Now, I want to peel it all off. To stand bare and naked on a beach in the sunrise. Just me – with the wind blowing across from Antarctica and straight, smack onto my skin.
So before this dawn breaks, I pick my way clear of the saltgrass and let my clothes fall into the recesses of a sandstone outcrop. The ocean is bitterly cold, yet I notice, within it, dozens of shellfish survive, wrapped and closed.
On the first try, I get ankle-deep in the water. It aches all the way to my knees. So I wade back out, and I perch at the edge, all huddled up on a rock. There’s that sharp, salty smell. Goosebumps on my arms.
On the second try, I get chest-deep in the water, and my skin throbs and prickles as the blood rushes inwards. My heart pounds. I gasp, airways flooding and tightening. Then I scramble from the water, scraping against the shore.
But I don’t put my clothes on. Once more, I think steadily, because I see now, that I can get out when I want to. I can haul myself onto the shore. I can do this. Perhaps you can call it my superpower.
So the third time I force myself into the water, I lie back so my hair floats and sways with the seaweed, and I let the waves lap up and over my face. Small fish nibble at me, my skin numb to their bites, as it is to the thousand broken shells beneath my body.
I hold my breath. Float upward. Blow out as my lips break the surface. Then I refill my lungs and submerge.
At last I stand upright and stride back to my outcrop, where my phone holds Clarissa’s latest message. “Where are you?” I read, swinging my towel round my shoulders.
Fifty metres off shore, a fisherman speeds past, and we give each other a wave.

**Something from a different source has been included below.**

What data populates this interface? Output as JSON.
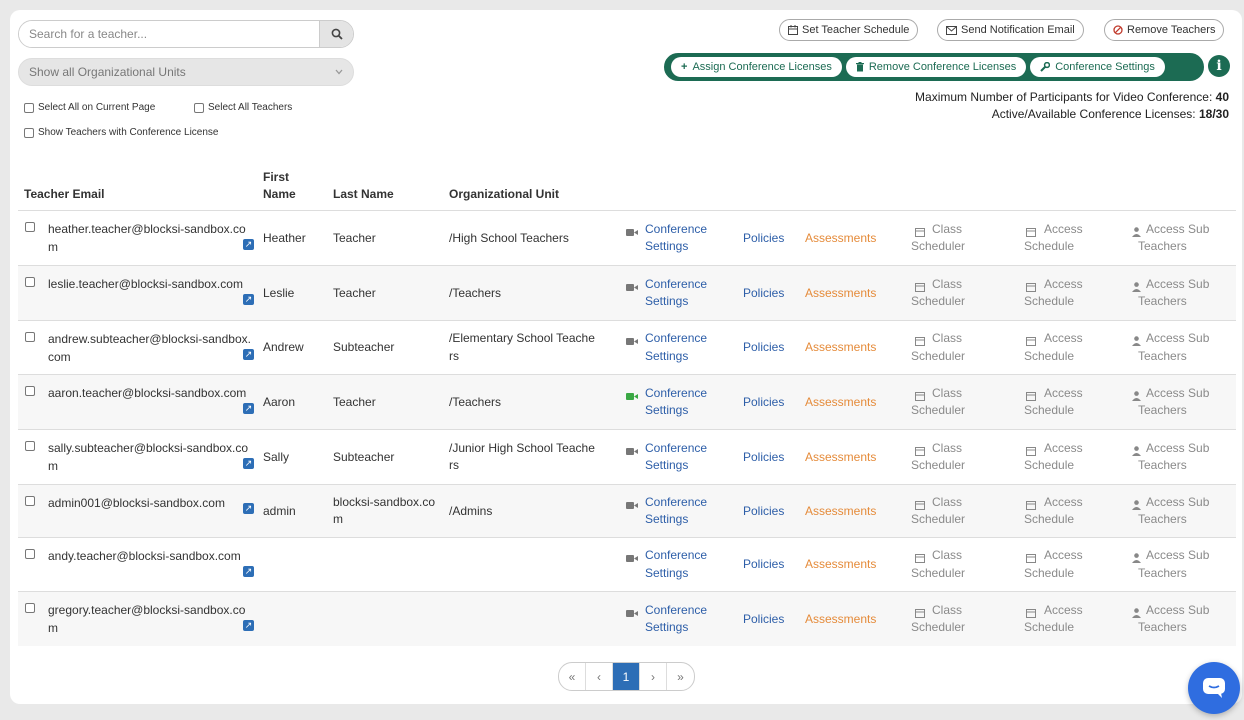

Bronwyn Sharman writes about kids, travel, the future, geography, history, social responsibility, logistics, marine biology, civil engineering, the philosophy of science, and sometimes, coffee or maybe wine (plus anything related). Her short story “The Game Of Virus” was published in “Tales of Two Cities”. She also performs poetry, so be warned.